West Maegashira #15
5–10
 
x
Record given as win-loss-absent    Top Division Champion Top Division Runner-up Retired Lower Divisions

Sanshō key: F=Fighting spirit; O=Outstanding performance; T=Technique     Also shown: =Kinboshi; P=Playoff(s)
Divisions: Makuuchi — Jūryō — Makushita — Sandanme — Jonidan — Jonokuchi

Makuuchi ranks: Yokozuna — Ōzeki — Sekiwake — Komusubi — Maegashira

See also

References
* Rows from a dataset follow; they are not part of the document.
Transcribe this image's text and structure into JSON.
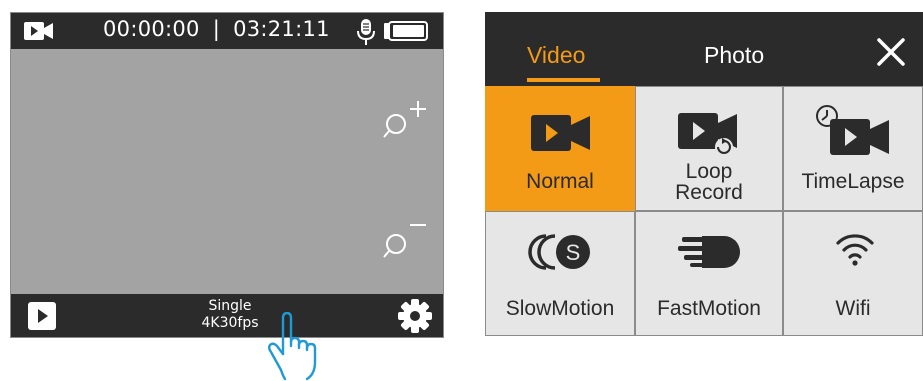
{
  "camera_screen": {
    "recorded_time": "00:00:00",
    "separator": "|",
    "remaining_time": "03:21:11",
    "mode_line1": "Single",
    "mode_line2": "4K30fps"
  },
  "menu": {
    "tabs": [
      {
        "label": "Video",
        "active": true
      },
      {
        "label": "Photo",
        "active": false
      }
    ],
    "items": [
      {
        "label": "Normal",
        "active": true,
        "icon": "video-camera-icon"
      },
      {
        "label_line1": "Loop",
        "label_line2": "Record",
        "active": false,
        "icon": "loop-record-icon"
      },
      {
        "label": "TimeLapse",
        "active": false,
        "icon": "timelapse-icon"
      },
      {
        "label": "SlowMotion",
        "active": false,
        "icon": "slow-motion-icon"
      },
      {
        "label": "FastMotion",
        "active": false,
        "icon": "fast-motion-icon"
      },
      {
        "label": "Wifi",
        "active": false,
        "icon": "wifi-icon"
      }
    ]
  },
  "colors": {
    "accent": "#f39a17",
    "bar": "#2b2b2b",
    "preview": "#a3a3a3",
    "cell": "#e6e6e6"
  }
}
  1. ^ Morita, Hiro (25 September 2019). "Fall sumo tourney: a September to remember". NHK World. Retrieved 18 February 2020.
  2. ^ "Title chase now wide open". Japan Times. 20 September 2019. Retrieved 18 February 2020.
  3. ^ "Sumo: Takakeisho falls, Enho beats Goeido on Day 9 of New Year meet". Kyodo News. 20 January 2020. Retrieved 18 February 2020.
  4. ^ "Sumo: Hakuho labors to 5th victory, unbeaten in 4-way tie". The Mainichi. 12 March 2020. Retrieved 12 March 2020.
  5. ^ "Wins of Tsurugisho". Sumo Reference. Retrieved 18 February 2020.
  6. ^ "Tsurugisho Momotaro Rikishi Information". Sumo Reference. Retrieved 18 February 2020.
  7. ^ Withdrew on Day 13 due to COVID protocols
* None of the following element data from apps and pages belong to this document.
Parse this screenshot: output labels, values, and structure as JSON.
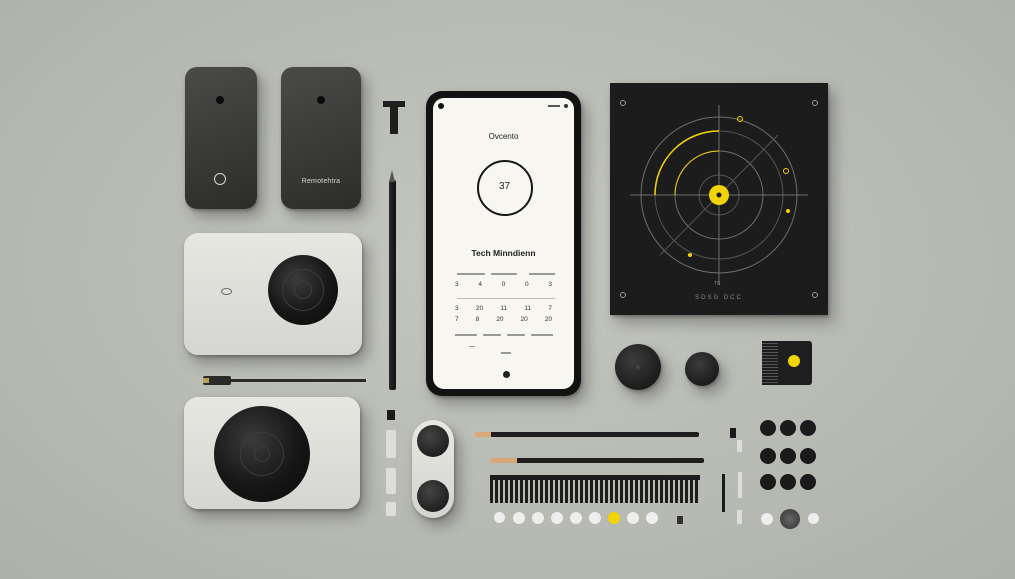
{
  "remote_right": {
    "label": "Remotehtra"
  },
  "phone": {
    "title": "Ovcento",
    "dial_value": "37",
    "subtitle": "Tech Minndienn",
    "calendar_row1": [
      "3",
      "4",
      "0",
      "0",
      "3"
    ],
    "calendar_row2": [
      "3",
      "20",
      "11",
      "11",
      "7"
    ],
    "calendar_row3": [
      "7",
      "8",
      "20",
      "20",
      "20"
    ]
  },
  "board": {
    "caption": "SDSG  DCC",
    "marker": "TS"
  },
  "colors": {
    "accent_yellow": "#f2d400",
    "background": "#b8bab4",
    "device_black": "#1c1c1c",
    "device_white": "#e5e5e0"
  }
}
External links

  • Tsurugishō Momotarō's official biography (English) at the Grand Sumo Homepage
  • v
  • t
  • e
Active Makuuchi Wrestlers[1]
YokozunaŌzekiSekiwakeKomusubi

Mongolia Terunofuji

Japan Takakeishō
Japan Shōdai
Japan Mitakeumi

Japan Wakatakakage
Mongolia Hōshōryū
Japan Daieishō

Japan Abi
Mongolia Ichinojō
Mongolia Kiribayama

Maegashira #1Maegashira #2Maegashira #3Maegashira #4Maegashira #5

Japan Tobizaru
Japan Midorifuji

Japan Kotonowaka
Japan Meisei

Mongolia Tamawashi
Japan Ura

Japan Nishikigi
Japan Takayasu

Japan Takarafuji
Japan Sadanoumi

Maegashira #6Maegashira #7Maegashira #8Maegashira #9Maegashira #10

Japan Wakamotoharu
Japan Endō

Georgia (country) Tochinoshin
Japan Hokutofuji

Japan Myōgiryū
Japan Kotoeko

Japan Nishikifuji
Japan Takanoshō

Maegashira #11Maegashira #12Maegashira #13Maegashira #14Maegashira #15Maegashira #16

Japan Okinoumi
Japan Ryūden

Japan Ichiyamamoto
Japan Ōhō

Japan Terutsuyoshi
Japan Tsurugishō

Mongolia Mitoryū
Japan Hiradoumi


  1. ^ Grand Sumo Tournament Banzuke